MEGAN KARD | product designer


Project Specs

My Role:  UX Research, UX Design, UI Design

Project Timeline: 4 weeks

Constraints: iOS, current app branding, no access to in-classroom use


I led data visualization efforts for Literator's new user flows, created a grid system for the platform, and redesigned the menu and secondary nav features.  

Literator is an existing app for K-6 reading intervention specialists to use as part of their in-classroom student assessment process.  This project aimed to research and design a separate interface for pre-K student assessment, addressing different skill needs and data visualization priorities than the existing app. As a former teacher, I was able to give insights into classroom interactions and flow for reading intervention specialists as well as help delineate communication channels between parents and staff.

Goals: Design a pre-K user interface with unique data visualization and student assessment inputs for incorporation into the existing Literator app.

Researching Data Visualization

The largest piece of this project was figuring out how to design a system that optimized data input and visualization.  Before getting there though, our team needed to fully understand the problem space of Literator and what the needs of their users are. 

Some large questions we set out to answer during user research were:

How are reading intervention specialists currently tracking student progress?

What pain points are the biggest hindrance to efficiently logging progress?

What processes do reading intervention specialists wish were digitized or even automated to make them more effective at their jobs?

Task flow for teachers moving students between reading groups.

Tracking Student Progress

Our user interviews with teachers from pre-K and K-6 classrooms gave us great insights about what reading intervention specialists need to be able to do in a classroom setting to effectively manage their job.  

We synthesized a list of feature priorities, based on our research and Literator's current functionalities for older student groups, to optimize for pre-K skill sets:

1) Review past progress and current levels of individual students

2) Input new progress for individual students

3) Compare individual student progress to both group progress and state or federal benchmarks

4) Easily rearrange student groups to based on fluctuating individual student reading levels

5) Update parents and guardians about individual student progress

To address a majority of these feature needs, our team conducted focused brainstorming sessions for in-app data visualization options. This included sourcing a variety of existing data visualizations from apps and web platforms that we could mix and match to find the perfect synergy for Literator.

Data visualization brainstorming.

Rough UI sketches of student assessment interfaces

Lo-Fi Goals

Tackling user flow was the biggest priority for our Lo-Fi iterations. We also focused on navigation between data visualization and progress input screens, and switching between individuals and group assessment.

Because of time constraints for the project, our Lo-Fi was essentially Mid-Fi immediately.  Although not ideal for minimizing user testing reactions to UI instead of UX, it did provide extra insight into how users were receiving data visualizations and interacting with inputs.
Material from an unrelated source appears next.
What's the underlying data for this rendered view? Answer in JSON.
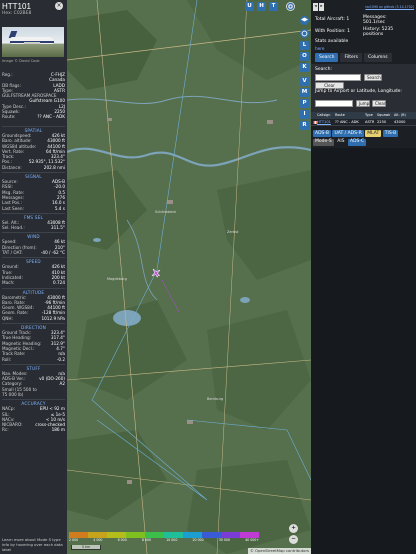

Due to limited access to our target users, we tested the Lo-Fi clickable prototype with designers and growth marketers using generalized navigational and data interpretation tasks.  This limited our ability to gauge if our designed functionality aligned fully with target user needs, but provided valuable feedback about the app's functionality and intuitiveness.

Lo-Fi, v2

After validation testing our initial Lo-Fi design, we came away with a few key changes that needed to happen to make the app really functional:

1) Create a peek menu from the current static menu screen

Users were interpreting this as a home screen rather than a menu.

2) Integrate messaging to parents and notes into individual student tracking

Toolbar navigation was confusing for user as they expected to find the functionality grouped in the same place.

3) Make progress input more obvious as an interaction

Users couldn't predict what pressing progress indicators was going to do, or where they would be taken if it navigated to another location in the app.

Rough UI sketches of student progress and search menu screens

Hi-Fi Goals

Since some of the usual Hi-Fi work such as overlaying color palettes for visual hierarchy, object corner and stroke styles, etc were already determined earlier in the process, our team really focused on creating more polish in this iteration.

1) Implement heat map-style coloration for student progress tracking

2) Develop a grid & type system for the app

3) Resize and space all elements according to the grid

4) Emphasize interactive elements with shadow, etc

Reflections on Literator

Imagining the role of a reading intervention specialist in action without observing it first hand was one of the most difficult aspects of the project. While interviews with teachers and my past experience working in classroom settings allowed our team to make educated guesses about the viability of our progress tracking solutions, it would have been ideal to have an extended research window.  The circumstances forced me to explore additional options and seek insights from populations that were the next best thing in order to move the product forward.

The piece of the project I was most passionate about was data visualization.  I really dove into analogous research and grew my skills of thinking outside the box and looking to other industries for inspiration. Additionally, I worked with a stellar team and picked up new leadership skills and appreciation for the style of brainstorming sessions we conducted as a team in close conjunction with the company's founder.

Using Format